In fact, I can't even view the 'readme.txt' file inside the plugin's directory, either. Again, I see an error 403 (forbidden).

Please check the permissions on the files directly inside your /wp-content/plugins/wp-juicebox/ directory.
Default file permissions of 644 should be fine. (You should be able to check and change file permissions either through your hosting account's online file manager or by using a dedicated FTP program such as Filezilla).

Also, please check your web server's security settings (perhaps via your hosting account's online control panel or a '.htaccess' file) to see if there is anything that might be blocking direct access to PHP and TXT files.

If you can't find the root of the problem, just ask your web host why the following URL results in a 'forbidden' error rather than displaying the text and they should be able to help you out further.

Re: Juicebox Error: Config XML file not found.

Ugh.  GoDaddy Managed Wordpress has blocked web php access.  per their tech support:

I have cross checked with my team on this and I found The Managed WordPress Team, have decided to roll out a change to block direct PHP file access to better protect for you and improve our security posture. This change will block all web requests to PHP files inside the following directories:


This list of directories was chosen as the most common location the type of attacks we are trying to prevent live.

Re: Juicebox Error: Config XML file not found.

Thanks for the update. At least you've found the root of the problem.
I see their documentation regarding this here:
Understand Managed WordPress security: … rity-40956

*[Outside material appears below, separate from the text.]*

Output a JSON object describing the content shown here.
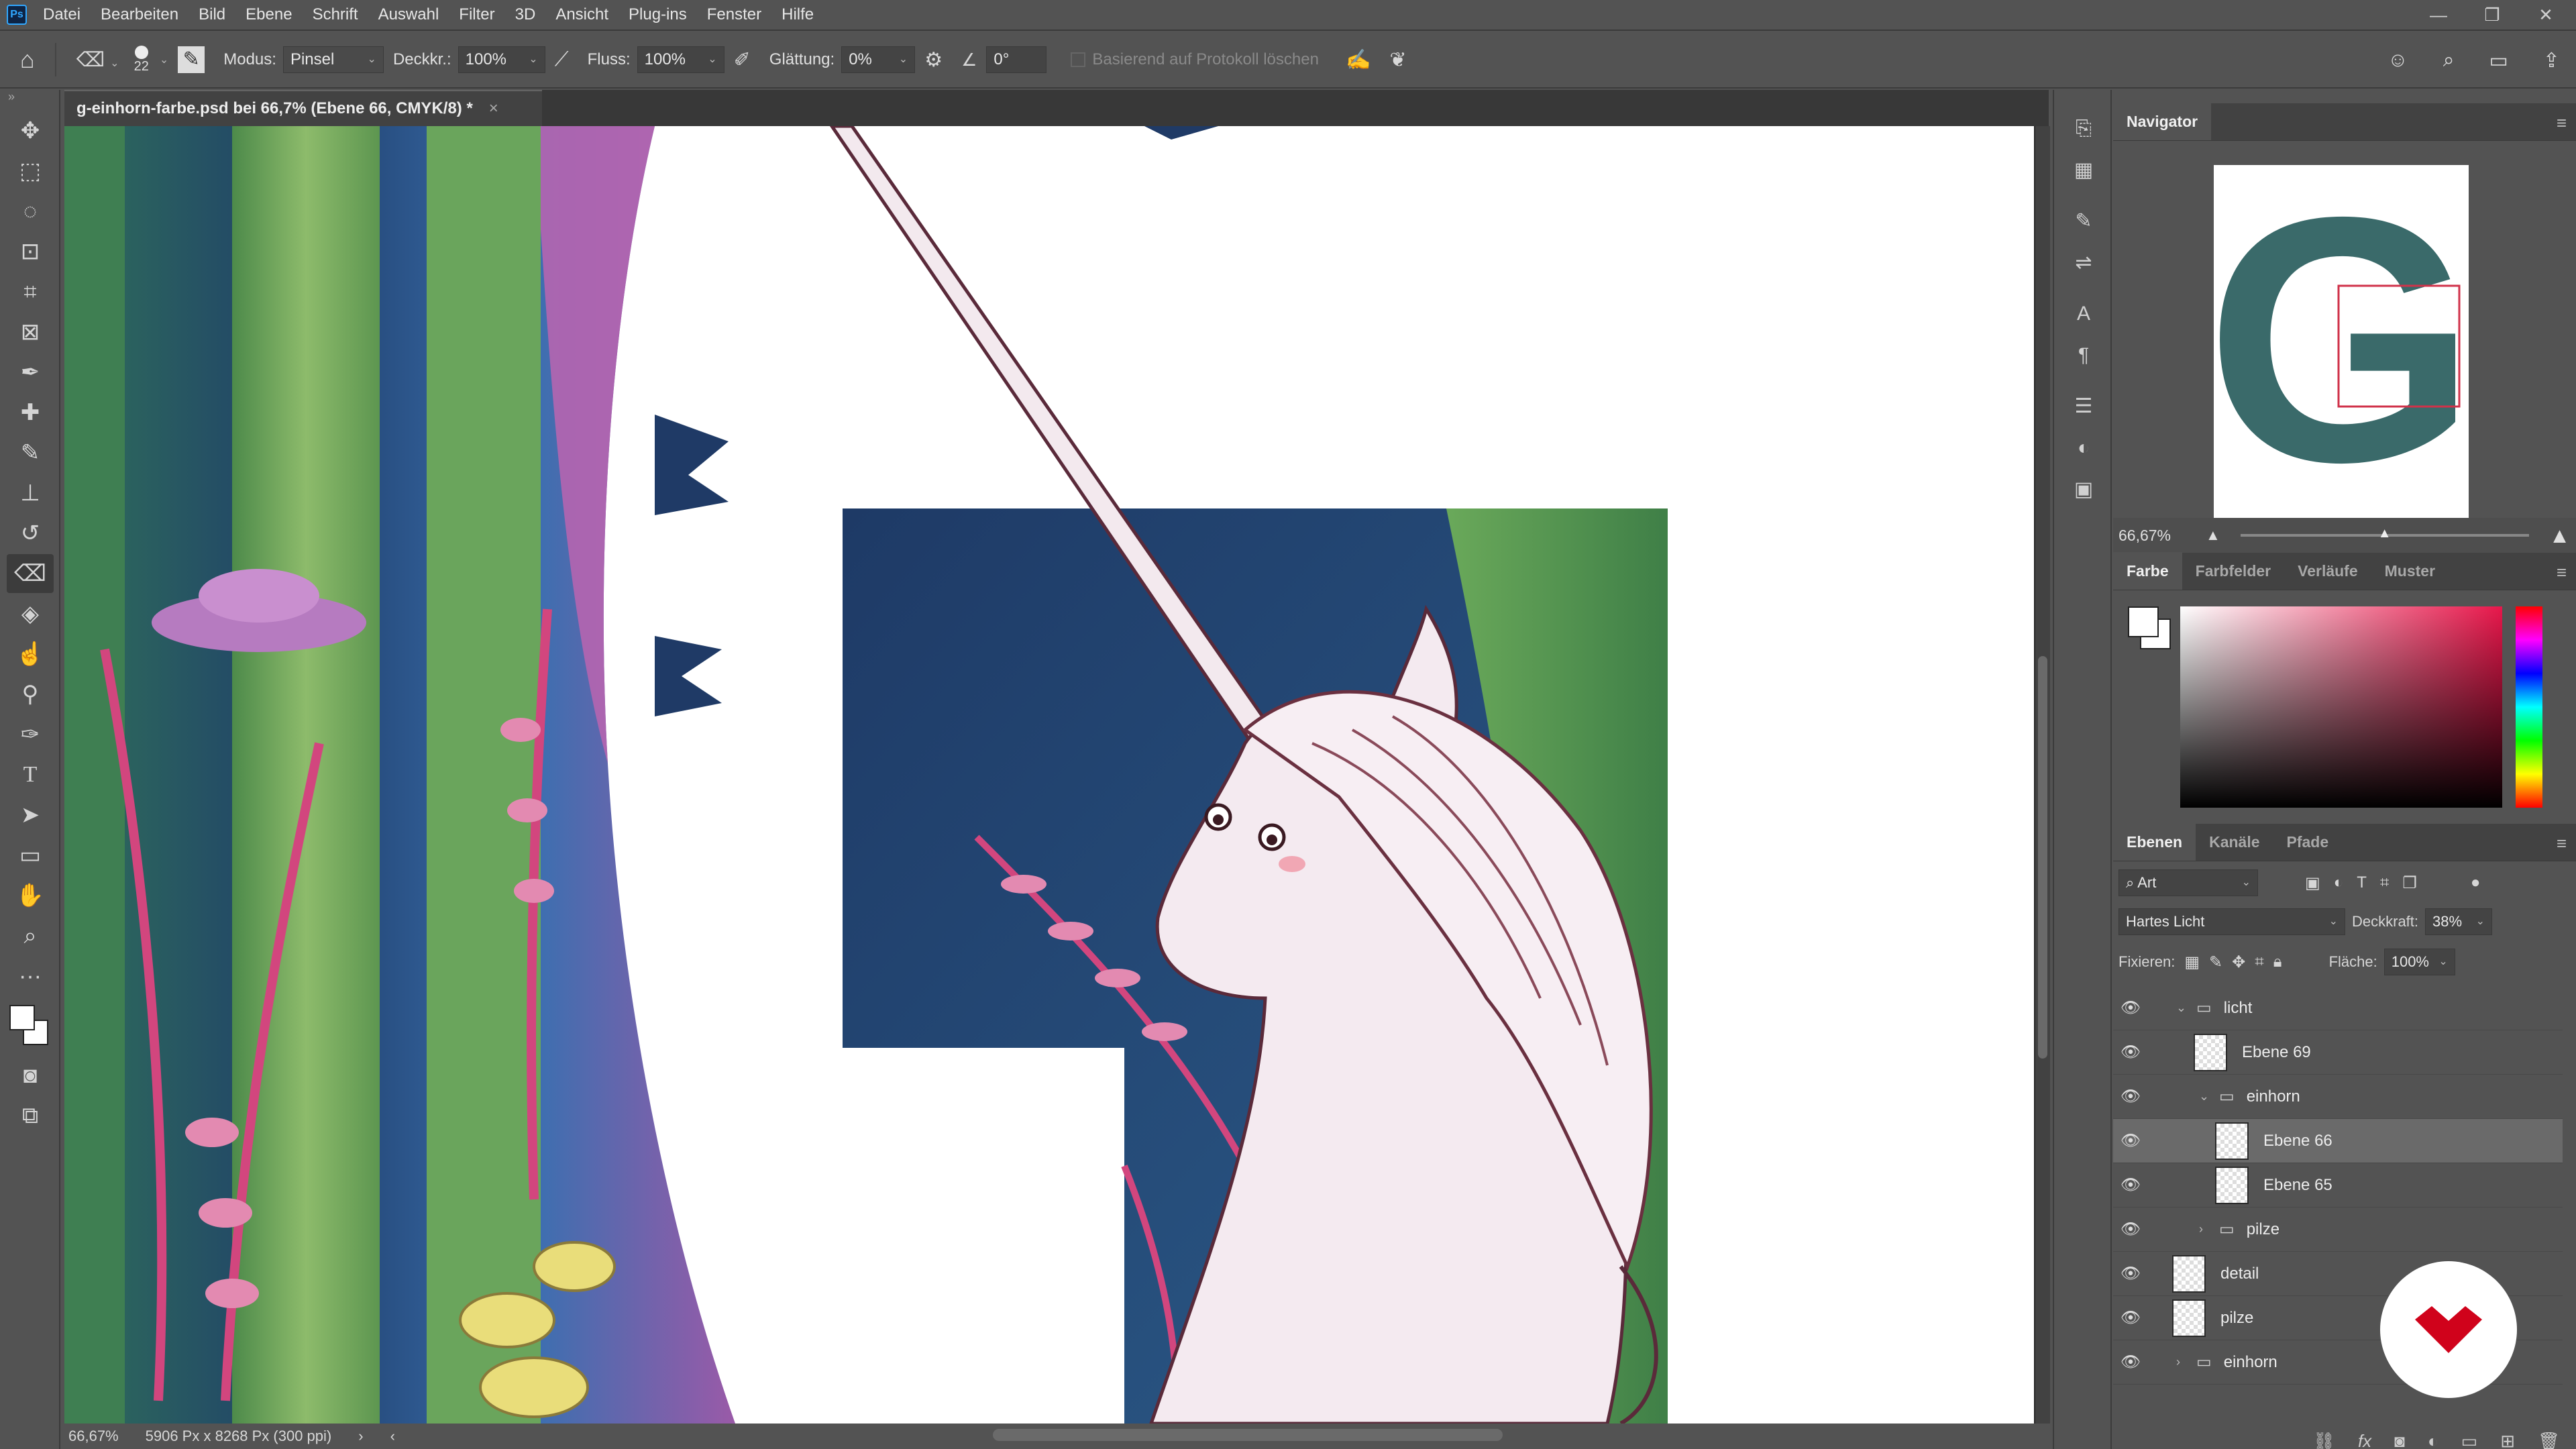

I hope GoDaddy is willing and able to relax this security measure for your wp-content/plugins/wp-juicebox directory as it breaks the functionality of WP-Juicebox.

It sounds like this applies only to their Managed WordPress platform and not to a regular WordPress site hosted on their web server.
Maybe you could download and install WordPress on your web space yourself and then migrate your Managed WordPress site to the regular WordPress site following GoDaddy's own instructions here:
Move a Managed WordPress site to an unmanaged WordPress account: … ount-19798

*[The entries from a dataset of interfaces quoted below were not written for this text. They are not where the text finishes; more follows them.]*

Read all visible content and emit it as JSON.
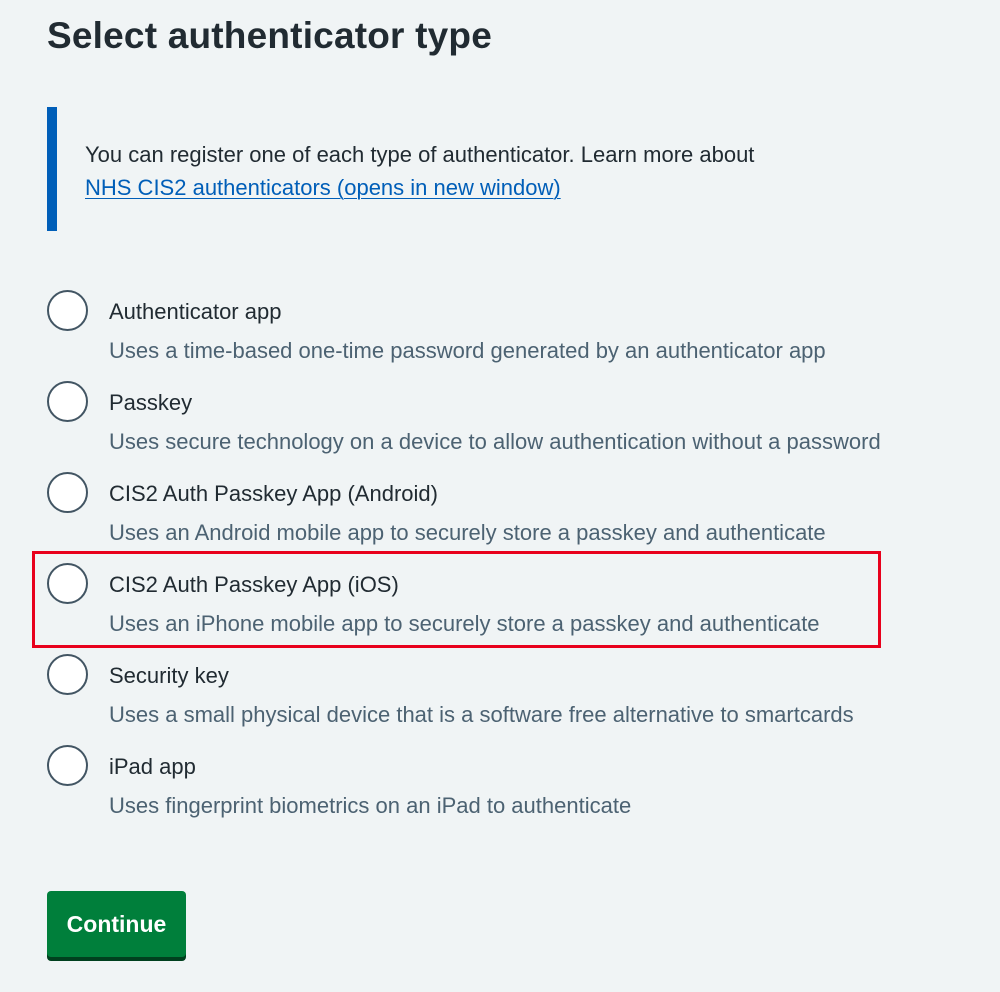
{
  "page": {
    "title": "Select authenticator type"
  },
  "inset": {
    "text": "You can register one of each type of authenticator. Learn more about",
    "link_text": "NHS CIS2 authenticators (opens in new window)"
  },
  "options": [
    {
      "label": "Authenticator app",
      "hint": "Uses a time-based one-time password generated by an authenticator app",
      "selected": false
    },
    {
      "label": "Passkey",
      "hint": "Uses secure technology on a device to allow authentication without a password",
      "selected": false
    },
    {
      "label": "CIS2 Auth Passkey App (Android)",
      "hint": "Uses an Android mobile app to securely store a passkey and authenticate",
      "selected": false
    },
    {
      "label": "CIS2 Auth Passkey App (iOS)",
      "hint": "Uses an iPhone mobile app to securely store a passkey and authenticate",
      "selected": false,
      "highlighted": true
    },
    {
      "label": "Security key",
      "hint": "Uses a small physical device that is a software free alternative to smartcards",
      "selected": false
    },
    {
      "label": "iPad app",
      "hint": "Uses fingerprint biometrics on an iPad to authenticate",
      "selected": false
    }
  ],
  "actions": {
    "continue_label": "Continue"
  },
  "colors": {
    "background": "#f0f4f5",
    "text": "#212b32",
    "hint_text": "#4c6272",
    "link": "#005eb8",
    "inset_border": "#005eb8",
    "button": "#007f3b",
    "button_shadow": "#00401e",
    "highlight": "#e8001c"
  }
}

Otherwise, you could manually embed your Juicebox galleries into your WordPress posts using the baseUrl method of embedding documented here.
Here's an example:

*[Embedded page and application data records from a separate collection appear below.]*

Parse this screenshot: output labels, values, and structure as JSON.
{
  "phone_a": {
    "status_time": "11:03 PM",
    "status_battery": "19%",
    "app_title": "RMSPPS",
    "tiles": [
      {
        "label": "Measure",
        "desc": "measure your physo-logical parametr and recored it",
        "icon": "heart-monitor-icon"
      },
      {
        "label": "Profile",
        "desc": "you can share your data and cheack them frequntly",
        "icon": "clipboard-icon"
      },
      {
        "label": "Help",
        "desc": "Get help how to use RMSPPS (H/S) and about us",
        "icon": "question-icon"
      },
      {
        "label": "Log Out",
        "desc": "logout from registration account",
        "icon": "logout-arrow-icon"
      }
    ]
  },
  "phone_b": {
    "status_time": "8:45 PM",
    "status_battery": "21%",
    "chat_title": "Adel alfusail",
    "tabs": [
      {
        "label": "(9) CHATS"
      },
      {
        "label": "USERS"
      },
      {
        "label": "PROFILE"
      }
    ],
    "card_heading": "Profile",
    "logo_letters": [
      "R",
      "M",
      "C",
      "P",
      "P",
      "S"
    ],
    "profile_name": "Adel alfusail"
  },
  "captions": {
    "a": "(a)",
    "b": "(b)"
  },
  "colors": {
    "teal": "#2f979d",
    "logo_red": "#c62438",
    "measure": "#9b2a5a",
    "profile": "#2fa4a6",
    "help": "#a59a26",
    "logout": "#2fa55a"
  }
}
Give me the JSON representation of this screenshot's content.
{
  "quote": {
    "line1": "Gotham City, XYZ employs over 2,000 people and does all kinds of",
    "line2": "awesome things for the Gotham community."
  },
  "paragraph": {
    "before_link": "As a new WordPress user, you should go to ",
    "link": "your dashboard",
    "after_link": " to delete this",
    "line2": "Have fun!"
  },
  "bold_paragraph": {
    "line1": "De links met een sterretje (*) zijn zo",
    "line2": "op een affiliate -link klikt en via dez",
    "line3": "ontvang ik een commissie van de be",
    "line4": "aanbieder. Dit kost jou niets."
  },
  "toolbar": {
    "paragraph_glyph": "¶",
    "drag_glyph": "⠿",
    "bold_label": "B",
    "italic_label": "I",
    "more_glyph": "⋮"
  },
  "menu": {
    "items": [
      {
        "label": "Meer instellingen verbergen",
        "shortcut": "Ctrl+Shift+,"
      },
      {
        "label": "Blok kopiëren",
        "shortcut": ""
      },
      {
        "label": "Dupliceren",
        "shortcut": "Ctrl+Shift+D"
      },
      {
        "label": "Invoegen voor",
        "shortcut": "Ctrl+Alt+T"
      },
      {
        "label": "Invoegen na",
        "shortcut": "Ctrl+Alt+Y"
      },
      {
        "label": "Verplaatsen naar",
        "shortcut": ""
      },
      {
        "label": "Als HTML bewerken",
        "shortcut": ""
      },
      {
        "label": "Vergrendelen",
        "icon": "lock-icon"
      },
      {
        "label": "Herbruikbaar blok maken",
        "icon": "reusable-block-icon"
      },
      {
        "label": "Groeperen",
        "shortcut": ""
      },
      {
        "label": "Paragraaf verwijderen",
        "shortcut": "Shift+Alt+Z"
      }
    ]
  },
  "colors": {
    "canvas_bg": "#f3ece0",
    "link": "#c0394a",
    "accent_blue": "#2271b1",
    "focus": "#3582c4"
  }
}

Step #1
Create a gallery with JuiceboxBuilder-Pro (on your computer) and save it to a new empty folder named "my_gallery_folder".

Upload the entire gallery folder (not just the contents) to the root directory of your web space (using an FTP program such as Filezilla:
The root directory will likely be named something like 'public_html' or 'htdocs' (depending on your web server).

Step #3
Create a new 'Custom HTML' Gutenberg block in your WordPress post.
Click the '+' symbol in your WordPress post to create a new Gutenberg block. Scroll down to the 'Formatting' section and select the 'Custom HTML' block type.
Now paste the following embedding code into the 'Custom HTML' block.

<script src="/my_gallery_folder/jbcore/juicebox.js"></script>
    new juicebox({
        baseUrl: "/my_gallery_folder/",
        containerId: "juicebox-container",
        galleryWidth: "100%",
        galleryHeight: "600",
        backgroundColor: "#222222"
<div id="juicebox-container"></div>

The leading slashes in the paths above denote your root directory so the code above will work without modification as long as your gallery folder is named "my_gallery_folder" and has been uploaded to your root directory.

You can, of course, name your gallery folder anything you like but you'll need to make sure that the correct gallery folder name is used in the two paths within the embedding code.
Also, you can upload your gallery folder to anywhere on your web server as long as the two paths within the embedding code (the path to the 'juicebox.js' file and the baseUrl entry itself, pointing towards the gallery folder) are correct.
I just used "my_gallery_folder" as the gallery folder name for this example and suggest that you upload the gallery folder to your root directory for convenience.

That's all you need to do to embed a Juicebox-Pro gallery into a WordPress post and you can replicate this process as many times as you like.
Of course, for subsequent galleries, you'll need to change the name of the gallery folder (so that each gallery folder has a unique name) and change the two instances of the folder name in the embedding code, but that's all.

I hope this helps.